In a separate incident, after I found materials romanticizing the pogroms of Jews on pro-Palestine activist Alison Weir’s website, the Muslim Students Association also agreed not to host her. A few years later, in 2015, Weir was expelled from a leading BDS coalition for making and disseminating a series of anti-Semitic claims, including blaming Jews for anti-Semitism. The subsequent debate also exposed me to a lot of internalized antisemitism: older Jewish activists who insisted we cannot talk about her statements until the occupation ends.

Gilad Atzmon. (Richard Kaby/CC BY 2.0)
Gilad Atzmon. (Richard Kaby/CC BY 2.0)

The most celebrated call-out of an anti-Jewish figure in pro-Palestine circles was the 2012 statement on Gilad Atzmon. Atzmon, born an Israeli Jew, became a Holocaust denier and a supporter of “national socialism.” Yet through his obfuscating language and pseudo-intellectual rhetoric, he had managed to make inroads and win allies within the pro-Palestine movement (including Weir). Years of Zionists crying wolf had made too many Palestine activists insensitive to the presence of a real anti-Semite. While a few Jewish activists had been sounding the alarm for years, they were usually accused of being “Zionists” or “crypto-Zionists,” in an attempt to bully them into silence.

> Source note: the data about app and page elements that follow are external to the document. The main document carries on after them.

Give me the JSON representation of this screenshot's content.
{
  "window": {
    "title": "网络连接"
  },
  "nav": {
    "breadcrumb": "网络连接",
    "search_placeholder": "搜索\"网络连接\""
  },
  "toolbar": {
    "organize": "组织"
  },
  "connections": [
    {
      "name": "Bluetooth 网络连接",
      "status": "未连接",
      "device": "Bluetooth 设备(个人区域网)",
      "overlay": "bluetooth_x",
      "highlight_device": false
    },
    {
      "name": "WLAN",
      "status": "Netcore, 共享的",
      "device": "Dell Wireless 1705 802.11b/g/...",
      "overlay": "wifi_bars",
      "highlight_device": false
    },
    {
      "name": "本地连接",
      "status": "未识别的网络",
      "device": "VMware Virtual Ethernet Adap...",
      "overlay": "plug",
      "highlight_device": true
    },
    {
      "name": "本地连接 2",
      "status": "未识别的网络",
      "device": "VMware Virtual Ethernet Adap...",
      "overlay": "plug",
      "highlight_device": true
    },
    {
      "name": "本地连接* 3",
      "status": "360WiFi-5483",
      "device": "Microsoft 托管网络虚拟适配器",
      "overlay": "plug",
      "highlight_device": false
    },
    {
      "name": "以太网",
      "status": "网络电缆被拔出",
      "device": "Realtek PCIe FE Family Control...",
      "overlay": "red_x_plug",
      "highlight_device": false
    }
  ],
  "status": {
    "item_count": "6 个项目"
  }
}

The tide turned after the publication of a landmark statement against him by dozens of Palestinian activists, many of them leading figures in the BDS movement, in which they wrote that “challenging Zionism, including the illegitimate power of institutions that support the oppression of Palestinians, and the illegitimate use of Jewish identities to protect and legitimize oppression, must never become an attack on Jewish identities.”

Despite their people’s suffering at the hands of Israeli Jews and bullying by pro-Israel groups in the U.S., the Palestinian organizers that I know are generous and open-minded, fully aware of the difference between Judaism and Zionism, and determined to stand up against genuine anti-Jewish bigotry without having to be prompted to do so. I often wondered why so few people outside the movement were aware of this deep kindness that exists against all odds.

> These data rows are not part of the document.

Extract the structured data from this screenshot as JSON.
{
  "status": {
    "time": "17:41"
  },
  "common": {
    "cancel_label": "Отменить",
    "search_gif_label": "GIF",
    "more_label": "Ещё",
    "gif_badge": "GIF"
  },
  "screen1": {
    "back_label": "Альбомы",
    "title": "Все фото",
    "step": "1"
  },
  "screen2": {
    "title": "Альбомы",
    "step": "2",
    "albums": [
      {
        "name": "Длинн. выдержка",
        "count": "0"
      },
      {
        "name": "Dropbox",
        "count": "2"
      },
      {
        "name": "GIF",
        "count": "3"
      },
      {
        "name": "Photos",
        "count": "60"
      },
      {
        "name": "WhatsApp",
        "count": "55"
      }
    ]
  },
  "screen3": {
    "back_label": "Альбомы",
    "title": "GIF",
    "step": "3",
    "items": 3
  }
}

This is true not only for Palestinians. In general, I have found that Arab and Muslim activists who have grown up in the U.S. become aware from an early age of what anti-Semitism is, and of the heavy price they pay by being accused of it. The real problem, in my experience, is privileged white activists like Weir and most of her defenders – those who have rarely faced consequences for their words, and who maintain social ties with white supremacists. Contrary to what Israel lobbyists claim, the BDS movement has been instrumental in decreasing the influence of these anti-Jewish white activists on the pro-Palestine Left.

By the end of my time in the UC Berkeley chapter of Students for Justice in Palestine, I felt I had a list of what I considered serious anti-Jewish tropes that I was willing to confront others about. I had reflected sufficiently on my own position such that I did not get easily triggered by words that supposedly connoted Palestinian violence; I had a working knowledge of problematic speakers whose comments would reflect badly on us if we hosted them; and most importantly, I knew I wasn’t doing this work alone. My Palestinian, Arab and other non-Jewish comrades really had my back. When they encountered anti-Jewish statements, they would speak up without my having to ask them. Despite the deluge of misleading hasbara, our humanity had remained intact, and we were ready to take on all forms of bigotry as part of the journey to free Palestine.

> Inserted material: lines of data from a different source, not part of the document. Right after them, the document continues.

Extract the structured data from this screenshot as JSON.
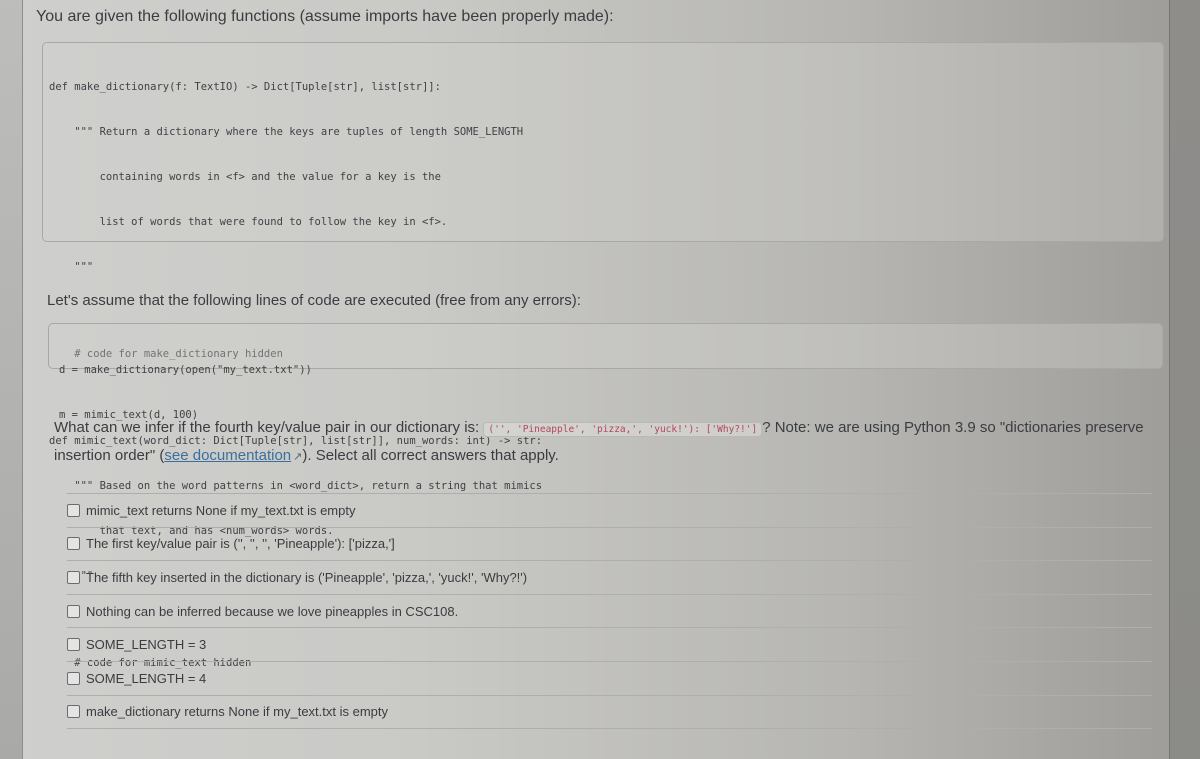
{
  "question": {
    "intro": "You are given the following functions (assume imports have been properly made):",
    "code_block_1": [
      "def make_dictionary(f: TextIO) -> Dict[Tuple[str], list[str]]:",
      "    \"\"\" Return a dictionary where the keys are tuples of length SOME_LENGTH",
      "        containing words in <f> and the value for a key is the",
      "        list of words that were found to follow the key in <f>.",
      "    \"\"\"",
      "    # code for make_dictionary hidden",
      "",
      "def mimic_text(word_dict: Dict[Tuple[str], list[str]], num_words: int) -> str:",
      "    \"\"\" Based on the word patterns in <word_dict>, return a string that mimics",
      "        that text, and has <num_words> words.",
      "    \"\"\"",
      "    # code for mimic_text hidden"
    ],
    "assume_text": "Let's assume that the following lines of code are executed (free from any errors):",
    "code_block_2": [
      "d = make_dictionary(open(\"my_text.txt\"))",
      "m = mimic_text(d, 100)"
    ],
    "prompt_part1": "What can we infer if the fourth key/value pair in our dictionary is: ",
    "prompt_inline_code": "('', 'Pineapple', 'pizza,', 'yuck!'): ['Why?!']",
    "prompt_part2": "? Note: we are using Python 3.9 so \"dictionaries preserve insertion order\" (",
    "link_text": "see documentation",
    "link_icon": "external-link-icon",
    "prompt_part3": "). Select all correct answers that apply.",
    "answers": [
      {
        "label": "mimic_text returns None if my_text.txt is empty",
        "checked": false
      },
      {
        "label": "The first key/value pair is ('', '', '', 'Pineapple'): ['pizza,']",
        "checked": false
      },
      {
        "label": "The fifth key inserted in the dictionary is ('Pineapple', 'pizza,', 'yuck!', 'Why?!')",
        "checked": false
      },
      {
        "label": "Nothing can be inferred because we love pineapples in CSC108.",
        "checked": false
      },
      {
        "label": "SOME_LENGTH = 3",
        "checked": false
      },
      {
        "label": "SOME_LENGTH = 4",
        "checked": false
      },
      {
        "label": "make_dictionary returns None if my_text.txt is empty",
        "checked": false
      }
    ]
  },
  "colors": {
    "inline_code_text": "#b5475a",
    "link": "#3d6f9c",
    "body_text": "#3a3d40"
  }
}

*Correction: A previous version of this article stated that Gilad Atzmon was an active proponent of Nazism. That wording has been amended to reflect Atzmon’s support for “national socialism,” along with a link to substantiate that claim. A link has also been added to substantiate the claim that he is a Holocaust denier. 

Tom Pessah is a sociologist and activist.